**Stored entries**
"""

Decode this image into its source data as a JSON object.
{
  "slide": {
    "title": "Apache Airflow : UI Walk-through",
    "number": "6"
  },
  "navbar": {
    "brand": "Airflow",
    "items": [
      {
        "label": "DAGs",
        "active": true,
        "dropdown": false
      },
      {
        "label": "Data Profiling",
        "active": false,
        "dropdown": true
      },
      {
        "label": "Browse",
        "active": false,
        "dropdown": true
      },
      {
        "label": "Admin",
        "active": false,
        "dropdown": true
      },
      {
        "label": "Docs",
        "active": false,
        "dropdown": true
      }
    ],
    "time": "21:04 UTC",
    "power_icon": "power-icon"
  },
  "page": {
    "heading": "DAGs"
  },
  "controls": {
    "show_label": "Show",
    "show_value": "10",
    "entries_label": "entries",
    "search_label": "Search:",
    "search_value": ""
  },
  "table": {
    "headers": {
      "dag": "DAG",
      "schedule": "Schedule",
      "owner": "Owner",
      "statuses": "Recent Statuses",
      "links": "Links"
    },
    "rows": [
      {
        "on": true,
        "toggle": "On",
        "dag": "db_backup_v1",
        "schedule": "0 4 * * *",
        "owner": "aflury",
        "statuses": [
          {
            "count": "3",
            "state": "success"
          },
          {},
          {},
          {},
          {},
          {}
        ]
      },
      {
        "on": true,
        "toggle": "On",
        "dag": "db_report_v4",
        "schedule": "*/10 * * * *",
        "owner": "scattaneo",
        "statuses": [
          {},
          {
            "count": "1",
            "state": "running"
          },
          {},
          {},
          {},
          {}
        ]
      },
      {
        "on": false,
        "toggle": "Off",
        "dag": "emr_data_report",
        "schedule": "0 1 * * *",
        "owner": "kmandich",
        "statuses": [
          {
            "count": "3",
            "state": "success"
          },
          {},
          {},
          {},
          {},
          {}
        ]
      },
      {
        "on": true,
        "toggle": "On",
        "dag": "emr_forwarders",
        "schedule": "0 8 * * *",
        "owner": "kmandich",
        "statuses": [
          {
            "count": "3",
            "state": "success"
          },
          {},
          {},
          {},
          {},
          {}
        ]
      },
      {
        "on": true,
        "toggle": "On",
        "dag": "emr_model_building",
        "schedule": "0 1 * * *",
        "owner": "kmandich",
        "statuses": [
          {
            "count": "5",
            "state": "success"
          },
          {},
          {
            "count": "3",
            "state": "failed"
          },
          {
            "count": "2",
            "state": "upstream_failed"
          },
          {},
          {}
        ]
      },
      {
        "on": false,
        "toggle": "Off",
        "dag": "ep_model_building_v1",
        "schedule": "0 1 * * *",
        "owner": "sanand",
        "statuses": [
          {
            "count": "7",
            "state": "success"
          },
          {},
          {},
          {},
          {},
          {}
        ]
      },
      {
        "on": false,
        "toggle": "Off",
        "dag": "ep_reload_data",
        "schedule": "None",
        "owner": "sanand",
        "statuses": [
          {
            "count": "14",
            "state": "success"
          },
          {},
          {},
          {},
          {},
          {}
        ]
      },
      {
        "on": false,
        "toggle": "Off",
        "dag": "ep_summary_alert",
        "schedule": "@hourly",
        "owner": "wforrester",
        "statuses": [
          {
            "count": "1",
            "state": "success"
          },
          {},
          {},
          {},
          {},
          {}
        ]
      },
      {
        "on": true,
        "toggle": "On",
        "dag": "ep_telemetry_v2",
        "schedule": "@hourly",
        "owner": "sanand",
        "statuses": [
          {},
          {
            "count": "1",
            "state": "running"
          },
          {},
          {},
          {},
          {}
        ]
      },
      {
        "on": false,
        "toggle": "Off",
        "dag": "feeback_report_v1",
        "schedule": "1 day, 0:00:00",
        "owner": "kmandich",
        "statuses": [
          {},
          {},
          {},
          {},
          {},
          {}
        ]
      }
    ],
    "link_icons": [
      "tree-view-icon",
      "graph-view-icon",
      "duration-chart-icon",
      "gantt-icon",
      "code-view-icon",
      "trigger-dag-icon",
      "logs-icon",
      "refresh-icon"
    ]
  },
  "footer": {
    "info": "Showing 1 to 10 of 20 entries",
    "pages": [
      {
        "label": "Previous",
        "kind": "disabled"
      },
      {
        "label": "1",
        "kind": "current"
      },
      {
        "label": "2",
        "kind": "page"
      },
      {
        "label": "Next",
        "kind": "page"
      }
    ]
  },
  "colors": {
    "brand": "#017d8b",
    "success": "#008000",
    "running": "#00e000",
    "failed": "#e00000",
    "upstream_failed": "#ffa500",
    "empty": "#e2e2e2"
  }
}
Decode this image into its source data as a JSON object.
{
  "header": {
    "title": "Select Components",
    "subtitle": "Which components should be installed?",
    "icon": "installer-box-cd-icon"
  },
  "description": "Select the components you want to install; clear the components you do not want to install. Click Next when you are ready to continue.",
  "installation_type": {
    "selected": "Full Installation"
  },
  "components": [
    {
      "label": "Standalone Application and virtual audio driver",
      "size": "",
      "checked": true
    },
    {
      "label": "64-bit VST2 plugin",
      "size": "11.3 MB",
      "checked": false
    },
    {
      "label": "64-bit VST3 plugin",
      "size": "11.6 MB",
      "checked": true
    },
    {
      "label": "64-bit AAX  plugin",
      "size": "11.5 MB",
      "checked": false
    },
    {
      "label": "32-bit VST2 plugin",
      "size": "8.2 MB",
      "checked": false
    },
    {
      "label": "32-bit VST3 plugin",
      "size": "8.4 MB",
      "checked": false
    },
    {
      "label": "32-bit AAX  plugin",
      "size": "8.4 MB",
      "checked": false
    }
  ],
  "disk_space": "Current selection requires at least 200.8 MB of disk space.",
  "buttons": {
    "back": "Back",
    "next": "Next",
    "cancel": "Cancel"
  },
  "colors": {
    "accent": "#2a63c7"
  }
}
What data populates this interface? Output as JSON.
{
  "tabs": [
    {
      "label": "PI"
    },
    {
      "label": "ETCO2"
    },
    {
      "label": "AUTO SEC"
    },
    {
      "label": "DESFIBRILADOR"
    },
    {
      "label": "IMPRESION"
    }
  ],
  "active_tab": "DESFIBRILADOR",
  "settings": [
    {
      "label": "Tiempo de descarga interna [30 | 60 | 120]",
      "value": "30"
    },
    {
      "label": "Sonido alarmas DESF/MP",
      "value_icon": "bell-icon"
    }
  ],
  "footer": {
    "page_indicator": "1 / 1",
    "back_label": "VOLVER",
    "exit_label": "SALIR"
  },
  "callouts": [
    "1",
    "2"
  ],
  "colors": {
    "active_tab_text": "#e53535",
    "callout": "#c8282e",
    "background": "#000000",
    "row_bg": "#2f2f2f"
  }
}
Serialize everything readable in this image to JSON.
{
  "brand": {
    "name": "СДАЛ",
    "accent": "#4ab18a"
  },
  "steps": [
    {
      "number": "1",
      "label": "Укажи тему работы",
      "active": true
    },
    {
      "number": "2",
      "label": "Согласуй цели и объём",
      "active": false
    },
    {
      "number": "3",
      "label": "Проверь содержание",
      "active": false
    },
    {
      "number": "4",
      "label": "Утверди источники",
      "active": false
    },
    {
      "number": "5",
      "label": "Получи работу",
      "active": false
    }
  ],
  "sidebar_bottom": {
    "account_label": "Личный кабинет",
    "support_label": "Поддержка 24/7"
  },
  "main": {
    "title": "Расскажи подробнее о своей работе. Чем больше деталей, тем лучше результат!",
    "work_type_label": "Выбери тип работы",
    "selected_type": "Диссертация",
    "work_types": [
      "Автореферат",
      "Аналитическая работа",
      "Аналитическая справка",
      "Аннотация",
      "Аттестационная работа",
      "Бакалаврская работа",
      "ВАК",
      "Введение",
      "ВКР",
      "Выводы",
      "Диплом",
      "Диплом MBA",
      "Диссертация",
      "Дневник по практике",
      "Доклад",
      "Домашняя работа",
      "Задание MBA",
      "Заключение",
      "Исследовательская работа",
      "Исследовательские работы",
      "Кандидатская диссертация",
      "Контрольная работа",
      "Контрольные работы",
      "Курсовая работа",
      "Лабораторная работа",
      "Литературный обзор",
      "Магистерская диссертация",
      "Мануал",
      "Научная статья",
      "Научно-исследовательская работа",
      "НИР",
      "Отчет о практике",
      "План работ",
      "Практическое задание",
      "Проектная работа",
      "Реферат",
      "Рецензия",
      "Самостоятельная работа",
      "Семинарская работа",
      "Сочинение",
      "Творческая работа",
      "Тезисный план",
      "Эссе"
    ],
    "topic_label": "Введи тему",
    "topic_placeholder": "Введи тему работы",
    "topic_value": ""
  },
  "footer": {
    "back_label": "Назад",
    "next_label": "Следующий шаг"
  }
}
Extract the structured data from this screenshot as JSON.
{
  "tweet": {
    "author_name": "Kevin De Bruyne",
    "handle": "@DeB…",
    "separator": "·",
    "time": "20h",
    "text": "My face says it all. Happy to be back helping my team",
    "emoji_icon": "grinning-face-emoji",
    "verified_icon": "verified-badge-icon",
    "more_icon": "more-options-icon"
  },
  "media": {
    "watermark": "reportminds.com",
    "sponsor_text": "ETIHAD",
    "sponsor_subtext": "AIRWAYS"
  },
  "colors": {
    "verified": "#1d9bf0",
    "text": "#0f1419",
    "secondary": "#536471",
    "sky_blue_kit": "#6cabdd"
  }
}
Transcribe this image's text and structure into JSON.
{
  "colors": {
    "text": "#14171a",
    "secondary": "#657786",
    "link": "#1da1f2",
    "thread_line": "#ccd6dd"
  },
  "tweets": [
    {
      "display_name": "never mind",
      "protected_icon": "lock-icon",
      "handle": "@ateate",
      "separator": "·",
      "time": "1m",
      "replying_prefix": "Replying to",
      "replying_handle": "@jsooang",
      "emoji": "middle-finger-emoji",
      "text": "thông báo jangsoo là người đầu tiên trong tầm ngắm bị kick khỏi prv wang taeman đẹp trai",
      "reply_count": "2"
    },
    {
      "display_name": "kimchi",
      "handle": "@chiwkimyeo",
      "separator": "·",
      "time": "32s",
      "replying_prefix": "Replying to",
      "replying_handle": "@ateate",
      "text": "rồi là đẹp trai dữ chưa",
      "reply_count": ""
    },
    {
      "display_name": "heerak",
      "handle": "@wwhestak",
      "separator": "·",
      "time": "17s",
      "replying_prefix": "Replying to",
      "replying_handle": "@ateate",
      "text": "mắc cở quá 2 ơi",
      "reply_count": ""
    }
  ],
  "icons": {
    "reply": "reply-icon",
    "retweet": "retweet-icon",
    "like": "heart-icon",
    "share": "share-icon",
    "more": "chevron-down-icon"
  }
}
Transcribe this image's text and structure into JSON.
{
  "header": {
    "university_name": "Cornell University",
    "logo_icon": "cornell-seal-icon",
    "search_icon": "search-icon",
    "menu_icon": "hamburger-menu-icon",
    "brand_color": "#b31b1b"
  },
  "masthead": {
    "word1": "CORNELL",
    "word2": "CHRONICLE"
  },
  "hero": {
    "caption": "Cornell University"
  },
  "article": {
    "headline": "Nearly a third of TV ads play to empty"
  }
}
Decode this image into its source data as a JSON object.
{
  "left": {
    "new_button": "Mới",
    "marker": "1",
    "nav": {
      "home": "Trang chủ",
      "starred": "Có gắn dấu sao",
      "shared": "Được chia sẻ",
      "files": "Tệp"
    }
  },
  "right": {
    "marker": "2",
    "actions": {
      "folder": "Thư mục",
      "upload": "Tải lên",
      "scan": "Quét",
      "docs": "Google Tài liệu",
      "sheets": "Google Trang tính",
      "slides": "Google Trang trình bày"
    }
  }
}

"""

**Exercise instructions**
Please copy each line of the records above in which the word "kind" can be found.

**Answer box**
        "kind": "disabled"
        "kind": "current"
        "kind": "page"
        "kind": "page"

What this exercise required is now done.